* Provided data *
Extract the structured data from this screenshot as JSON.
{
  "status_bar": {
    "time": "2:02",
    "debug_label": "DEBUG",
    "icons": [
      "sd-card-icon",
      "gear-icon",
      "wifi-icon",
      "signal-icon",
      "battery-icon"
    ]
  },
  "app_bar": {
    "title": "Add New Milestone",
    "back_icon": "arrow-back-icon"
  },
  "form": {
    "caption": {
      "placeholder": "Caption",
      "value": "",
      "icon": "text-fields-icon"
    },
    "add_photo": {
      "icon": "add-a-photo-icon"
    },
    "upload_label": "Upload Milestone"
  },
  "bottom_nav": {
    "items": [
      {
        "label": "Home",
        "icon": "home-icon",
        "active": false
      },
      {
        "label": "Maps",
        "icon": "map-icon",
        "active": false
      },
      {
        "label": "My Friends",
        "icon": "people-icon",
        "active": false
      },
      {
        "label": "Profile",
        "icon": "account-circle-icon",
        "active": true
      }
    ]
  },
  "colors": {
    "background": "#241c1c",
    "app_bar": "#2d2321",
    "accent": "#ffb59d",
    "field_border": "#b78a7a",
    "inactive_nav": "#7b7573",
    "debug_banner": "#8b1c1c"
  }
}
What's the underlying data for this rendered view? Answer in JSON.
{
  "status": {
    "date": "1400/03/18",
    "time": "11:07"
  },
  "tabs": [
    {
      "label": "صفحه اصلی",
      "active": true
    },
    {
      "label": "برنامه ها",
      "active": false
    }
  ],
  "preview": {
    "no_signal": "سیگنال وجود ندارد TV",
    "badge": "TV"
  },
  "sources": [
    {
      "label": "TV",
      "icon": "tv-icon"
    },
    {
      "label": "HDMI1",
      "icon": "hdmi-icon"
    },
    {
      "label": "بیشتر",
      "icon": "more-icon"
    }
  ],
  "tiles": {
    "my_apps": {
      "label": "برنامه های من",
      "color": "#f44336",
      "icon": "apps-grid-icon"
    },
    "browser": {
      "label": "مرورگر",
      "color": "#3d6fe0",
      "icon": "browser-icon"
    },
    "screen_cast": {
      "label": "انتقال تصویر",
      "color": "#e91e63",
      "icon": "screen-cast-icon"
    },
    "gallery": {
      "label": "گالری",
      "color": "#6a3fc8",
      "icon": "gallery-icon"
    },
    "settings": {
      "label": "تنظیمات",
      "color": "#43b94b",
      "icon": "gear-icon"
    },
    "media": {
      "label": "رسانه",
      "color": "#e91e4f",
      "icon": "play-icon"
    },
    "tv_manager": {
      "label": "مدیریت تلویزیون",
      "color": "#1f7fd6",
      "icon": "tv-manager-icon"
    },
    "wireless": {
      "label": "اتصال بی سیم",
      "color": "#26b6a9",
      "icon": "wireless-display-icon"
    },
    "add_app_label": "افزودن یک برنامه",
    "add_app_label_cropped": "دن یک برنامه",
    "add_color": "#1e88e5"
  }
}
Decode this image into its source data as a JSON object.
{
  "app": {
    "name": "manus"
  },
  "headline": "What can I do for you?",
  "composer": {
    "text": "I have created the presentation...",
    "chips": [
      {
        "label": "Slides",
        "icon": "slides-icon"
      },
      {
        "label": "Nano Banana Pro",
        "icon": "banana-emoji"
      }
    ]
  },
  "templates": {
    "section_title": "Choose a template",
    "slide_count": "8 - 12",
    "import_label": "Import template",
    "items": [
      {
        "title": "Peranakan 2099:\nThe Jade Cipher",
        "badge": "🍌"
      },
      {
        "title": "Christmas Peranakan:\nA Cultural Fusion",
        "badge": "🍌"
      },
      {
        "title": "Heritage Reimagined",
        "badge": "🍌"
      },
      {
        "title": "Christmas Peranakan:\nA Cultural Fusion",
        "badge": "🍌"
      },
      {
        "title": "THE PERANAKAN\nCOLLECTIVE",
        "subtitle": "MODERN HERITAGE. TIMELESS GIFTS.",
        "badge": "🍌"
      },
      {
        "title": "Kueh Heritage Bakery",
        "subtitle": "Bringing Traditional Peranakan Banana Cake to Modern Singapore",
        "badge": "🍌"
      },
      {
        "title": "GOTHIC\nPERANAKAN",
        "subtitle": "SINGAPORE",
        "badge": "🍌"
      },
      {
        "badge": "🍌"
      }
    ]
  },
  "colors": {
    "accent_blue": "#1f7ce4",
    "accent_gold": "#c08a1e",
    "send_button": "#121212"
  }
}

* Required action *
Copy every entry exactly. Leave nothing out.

* Result *
Extract the structured data from this screenshot as JSON.
{
  "status_bar": {
    "time": "2:02",
    "debug_label": "DEBUG",
    "icons": [
      "sd-card-icon",
      "gear-icon",
      "wifi-icon",
      "signal-icon",
      "battery-icon"
    ]
  },
  "app_bar": {
    "title": "Add New Milestone",
    "back_icon": "arrow-back-icon"
  },
  "form": {
    "caption": {
      "placeholder": "Caption",
      "value": "",
      "icon": "text-fields-icon"
    },
    "add_photo": {
      "icon": "add-a-photo-icon"
    },
    "upload_label": "Upload Milestone"
  },
  "bottom_nav": {
    "items": [
      {
        "label": "Home",
        "icon": "home-icon",
        "active": false
      },
      {
        "label": "Maps",
        "icon": "map-icon",
        "active": false
      },
      {
        "label": "My Friends",
        "icon": "people-icon",
        "active": false
      },
      {
        "label": "Profile",
        "icon": "account-circle-icon",
        "active": true
      }
    ]
  },
  "colors": {
    "background": "#241c1c",
    "app_bar": "#2d2321",
    "accent": "#ffb59d",
    "field_border": "#b78a7a",
    "inactive_nav": "#7b7573",
    "debug_banner": "#8b1c1c"
  }
}
What's the underlying data for this rendered view? Answer in JSON.
{
  "status": {
    "date": "1400/03/18",
    "time": "11:07"
  },
  "tabs": [
    {
      "label": "صفحه اصلی",
      "active": true
    },
    {
      "label": "برنامه ها",
      "active": false
    }
  ],
  "preview": {
    "no_signal": "سیگنال وجود ندارد TV",
    "badge": "TV"
  },
  "sources": [
    {
      "label": "TV",
      "icon": "tv-icon"
    },
    {
      "label": "HDMI1",
      "icon": "hdmi-icon"
    },
    {
      "label": "بیشتر",
      "icon": "more-icon"
    }
  ],
  "tiles": {
    "my_apps": {
      "label": "برنامه های من",
      "color": "#f44336",
      "icon": "apps-grid-icon"
    },
    "browser": {
      "label": "مرورگر",
      "color": "#3d6fe0",
      "icon": "browser-icon"
    },
    "screen_cast": {
      "label": "انتقال تصویر",
      "color": "#e91e63",
      "icon": "screen-cast-icon"
    },
    "gallery": {
      "label": "گالری",
      "color": "#6a3fc8",
      "icon": "gallery-icon"
    },
    "settings": {
      "label": "تنظیمات",
      "color": "#43b94b",
      "icon": "gear-icon"
    },
    "media": {
      "label": "رسانه",
      "color": "#e91e4f",
      "icon": "play-icon"
    },
    "tv_manager": {
      "label": "مدیریت تلویزیون",
      "color": "#1f7fd6",
      "icon": "tv-manager-icon"
    },
    "wireless": {
      "label": "اتصال بی سیم",
      "color": "#26b6a9",
      "icon": "wireless-display-icon"
    },
    "add_app_label": "افزودن یک برنامه",
    "add_app_label_cropped": "دن یک برنامه",
    "add_color": "#1e88e5"
  }
}
Decode this image into its source data as a JSON object.
{
  "app": {
    "name": "manus"
  },
  "headline": "What can I do for you?",
  "composer": {
    "text": "I have created the presentation...",
    "chips": [
      {
        "label": "Slides",
        "icon": "slides-icon"
      },
      {
        "label": "Nano Banana Pro",
        "icon": "banana-emoji"
      }
    ]
  },
  "templates": {
    "section_title": "Choose a template",
    "slide_count": "8 - 12",
    "import_label": "Import template",
    "items": [
      {
        "title": "Peranakan 2099:\nThe Jade Cipher",
        "badge": "🍌"
      },
      {
        "title": "Christmas Peranakan:\nA Cultural Fusion",
        "badge": "🍌"
      },
      {
        "title": "Heritage Reimagined",
        "badge": "🍌"
      },
      {
        "title": "Christmas Peranakan:\nA Cultural Fusion",
        "badge": "🍌"
      },
      {
        "title": "THE PERANAKAN\nCOLLECTIVE",
        "subtitle": "MODERN HERITAGE. TIMELESS GIFTS.",
        "badge": "🍌"
      },
      {
        "title": "Kueh Heritage Bakery",
        "subtitle": "Bringing Traditional Peranakan Banana Cake to Modern Singapore",
        "badge": "🍌"
      },
      {
        "title": "GOTHIC\nPERANAKAN",
        "subtitle": "SINGAPORE",
        "badge": "🍌"
      },
      {
        "badge": "🍌"
      }
    ]
  },
  "colors": {
    "accent_blue": "#1f7ce4",
    "accent_gold": "#c08a1e",
    "send_button": "#121212"
  }
}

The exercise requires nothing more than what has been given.